To answer that question, let me give two examples. Fridays for Future is one of the largest youth movements to have emerged and it is also supported by older generations in the form of Scientists for Future and Parents for Future. In April 2021, the German Constitutional Court gave a ruling on the need for improvements to be made to the government’s climate protection legislation, and the Court stated that the original piece of legislation deferred the dangers posed by climate change to a period after 2030 – which was, therefore, to the detriment of the younger generation. In its ruling, the German Constitutional Court placed an emphasis quite decisively on intergenerational fairness, and it pointed out that Article 2a of the Basic Law (the German Constitution), which says that the State protects natural resources as a responsibility towards future generations, also applies to climate change.
The war in Ukraine is also a source of concern and stress for the younger generation. For older people, the images of war in the Ukraine bring back painful memories, fears and worries. The younger generation, which has never known war in Europe, is having to cope with unfamiliar feelings of helplessness and with feeling threatened. If the generations talk together about it, this can help in dealing with the stress triggered by the war, as well as with the loss of what had been a natural process of waking up in the morning to a life in peace.
How is the younger generation involved in social and political processes?
Young people and young adults experience their youth not only as a transitional phase between childhood and adulthood. It is an age in which the ground is laid for their future. Politicians are therefore called upon to “let this phase – youth – happen”, as the 15th Report on Children and Young People puts it. Nowadays, youth is influenced more than ever before by school, vocational training and tertiary education. But youth is more than a phase for acquiring qualifications. It is also a special time in which young people position themselves and learn to be independent in daily life. In this process, young people have to meet not only society’s expectations, but also their own. Precisely because nowadays, at all political levels, there is a wide range of activities relating to youth policy – 2022, for example, is European Youth Year – the question needs to be asked whether youth policies really do reflect effective participation on the part of young people.
What needs to happen to advance co-determination on the part of young people?
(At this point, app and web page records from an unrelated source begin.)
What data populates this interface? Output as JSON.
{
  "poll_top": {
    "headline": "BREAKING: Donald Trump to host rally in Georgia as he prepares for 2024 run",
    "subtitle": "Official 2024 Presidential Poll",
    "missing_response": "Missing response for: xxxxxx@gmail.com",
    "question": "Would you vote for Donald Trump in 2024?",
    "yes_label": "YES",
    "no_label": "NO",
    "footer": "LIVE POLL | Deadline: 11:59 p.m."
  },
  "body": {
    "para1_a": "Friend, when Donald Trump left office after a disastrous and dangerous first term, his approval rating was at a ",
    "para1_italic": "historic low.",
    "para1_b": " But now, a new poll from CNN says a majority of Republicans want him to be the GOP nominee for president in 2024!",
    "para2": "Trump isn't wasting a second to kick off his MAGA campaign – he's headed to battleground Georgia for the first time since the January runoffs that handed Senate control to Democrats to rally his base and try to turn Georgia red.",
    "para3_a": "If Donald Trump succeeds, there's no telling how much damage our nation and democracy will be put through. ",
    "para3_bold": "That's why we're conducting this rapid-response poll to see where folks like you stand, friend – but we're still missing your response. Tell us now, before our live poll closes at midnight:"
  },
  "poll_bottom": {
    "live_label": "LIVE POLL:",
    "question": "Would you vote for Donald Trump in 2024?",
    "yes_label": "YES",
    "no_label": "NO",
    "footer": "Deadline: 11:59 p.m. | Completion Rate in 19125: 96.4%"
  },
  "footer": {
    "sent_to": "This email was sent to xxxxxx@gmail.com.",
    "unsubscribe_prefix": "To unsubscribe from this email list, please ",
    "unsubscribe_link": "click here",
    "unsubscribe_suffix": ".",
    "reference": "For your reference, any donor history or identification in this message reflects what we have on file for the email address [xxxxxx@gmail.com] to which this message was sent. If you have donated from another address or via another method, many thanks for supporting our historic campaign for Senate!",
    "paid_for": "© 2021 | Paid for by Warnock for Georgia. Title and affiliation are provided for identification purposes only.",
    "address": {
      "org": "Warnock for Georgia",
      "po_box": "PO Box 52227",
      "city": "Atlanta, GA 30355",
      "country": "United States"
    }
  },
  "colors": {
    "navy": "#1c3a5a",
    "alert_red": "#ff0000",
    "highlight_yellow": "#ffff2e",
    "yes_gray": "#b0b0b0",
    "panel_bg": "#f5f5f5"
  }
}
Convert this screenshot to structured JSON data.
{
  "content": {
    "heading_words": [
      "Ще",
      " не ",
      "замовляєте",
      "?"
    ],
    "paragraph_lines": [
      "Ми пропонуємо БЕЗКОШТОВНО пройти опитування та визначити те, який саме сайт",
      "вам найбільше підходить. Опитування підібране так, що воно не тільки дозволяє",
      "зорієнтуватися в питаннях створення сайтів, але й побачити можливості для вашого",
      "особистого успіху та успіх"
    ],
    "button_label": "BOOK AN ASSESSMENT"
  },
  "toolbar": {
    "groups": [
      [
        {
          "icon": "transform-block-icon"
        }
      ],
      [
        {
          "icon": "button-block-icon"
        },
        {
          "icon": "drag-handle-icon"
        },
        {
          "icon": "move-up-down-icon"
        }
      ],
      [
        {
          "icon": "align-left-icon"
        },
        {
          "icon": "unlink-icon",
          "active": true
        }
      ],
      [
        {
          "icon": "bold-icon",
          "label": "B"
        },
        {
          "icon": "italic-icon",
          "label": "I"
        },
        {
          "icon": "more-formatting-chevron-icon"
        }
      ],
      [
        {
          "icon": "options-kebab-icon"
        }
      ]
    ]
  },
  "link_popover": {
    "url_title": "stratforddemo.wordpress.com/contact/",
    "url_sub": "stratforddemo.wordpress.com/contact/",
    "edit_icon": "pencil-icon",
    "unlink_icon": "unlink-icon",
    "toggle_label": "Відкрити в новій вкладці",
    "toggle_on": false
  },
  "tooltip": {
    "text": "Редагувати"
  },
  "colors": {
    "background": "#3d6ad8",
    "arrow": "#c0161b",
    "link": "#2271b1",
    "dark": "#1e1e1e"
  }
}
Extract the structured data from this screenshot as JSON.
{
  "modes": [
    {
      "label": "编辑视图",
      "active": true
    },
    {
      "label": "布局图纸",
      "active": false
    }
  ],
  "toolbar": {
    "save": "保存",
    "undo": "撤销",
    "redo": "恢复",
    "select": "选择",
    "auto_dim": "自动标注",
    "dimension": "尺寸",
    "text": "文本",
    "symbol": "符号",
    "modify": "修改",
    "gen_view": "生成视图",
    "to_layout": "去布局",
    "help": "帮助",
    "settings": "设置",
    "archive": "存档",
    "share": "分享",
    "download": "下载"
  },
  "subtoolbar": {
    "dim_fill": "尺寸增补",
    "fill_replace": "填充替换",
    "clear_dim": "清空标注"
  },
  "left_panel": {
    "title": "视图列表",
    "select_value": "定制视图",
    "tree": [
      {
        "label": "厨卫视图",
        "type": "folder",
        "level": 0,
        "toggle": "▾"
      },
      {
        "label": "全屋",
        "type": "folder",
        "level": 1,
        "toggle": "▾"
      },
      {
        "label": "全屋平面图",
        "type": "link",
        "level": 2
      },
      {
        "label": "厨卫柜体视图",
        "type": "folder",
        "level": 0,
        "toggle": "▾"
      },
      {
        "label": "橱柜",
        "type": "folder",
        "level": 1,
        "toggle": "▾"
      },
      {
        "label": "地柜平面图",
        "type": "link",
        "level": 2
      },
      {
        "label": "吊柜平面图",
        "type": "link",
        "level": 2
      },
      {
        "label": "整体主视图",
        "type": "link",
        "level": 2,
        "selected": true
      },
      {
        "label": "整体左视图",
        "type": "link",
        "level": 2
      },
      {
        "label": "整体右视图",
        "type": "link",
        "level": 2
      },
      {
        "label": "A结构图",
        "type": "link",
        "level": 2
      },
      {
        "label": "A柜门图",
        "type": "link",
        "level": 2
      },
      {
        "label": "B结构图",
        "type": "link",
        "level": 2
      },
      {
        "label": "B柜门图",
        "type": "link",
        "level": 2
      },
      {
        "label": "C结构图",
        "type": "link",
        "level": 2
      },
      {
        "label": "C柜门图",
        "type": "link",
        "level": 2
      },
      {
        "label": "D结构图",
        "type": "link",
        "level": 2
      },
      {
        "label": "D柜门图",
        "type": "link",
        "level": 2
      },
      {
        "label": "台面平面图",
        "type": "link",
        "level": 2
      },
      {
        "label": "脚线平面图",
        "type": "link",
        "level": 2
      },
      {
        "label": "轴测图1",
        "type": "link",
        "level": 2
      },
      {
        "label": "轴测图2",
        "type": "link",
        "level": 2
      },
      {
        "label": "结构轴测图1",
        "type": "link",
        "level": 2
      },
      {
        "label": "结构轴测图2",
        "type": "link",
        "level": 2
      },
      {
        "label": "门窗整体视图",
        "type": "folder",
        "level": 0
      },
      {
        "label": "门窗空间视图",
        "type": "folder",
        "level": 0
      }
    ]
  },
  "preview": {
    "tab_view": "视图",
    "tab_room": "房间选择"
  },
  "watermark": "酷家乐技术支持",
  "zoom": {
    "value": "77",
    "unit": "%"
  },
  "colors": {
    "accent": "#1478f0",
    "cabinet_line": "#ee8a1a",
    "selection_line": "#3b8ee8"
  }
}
Local government in particular has a great responsibility as far as its youth policies are concerned, because this is the political level closest to young people. Currently, the most concrete opportunities for this co-determination are to be found at the local level. This is where youth policies can be experienced – in families, in (self-)organisations, in associations and clubs, in municipal bodies, and through numerous initiatives. Participation by young people does not, however, mean just listening to them. Youth policies are only effective when the older generations are prepared to share – or even relinquish – (agenda-setting) power. But effective youth policies must also include opening up opportunities for participation to young people who are disadvantaged through social exclusion and who have so far been under-represented in activities relating to youth policies – i.e. young people who grow up in poverty and who lack access to successful educational careers, young people with an immigrant background, and young people with disabilities.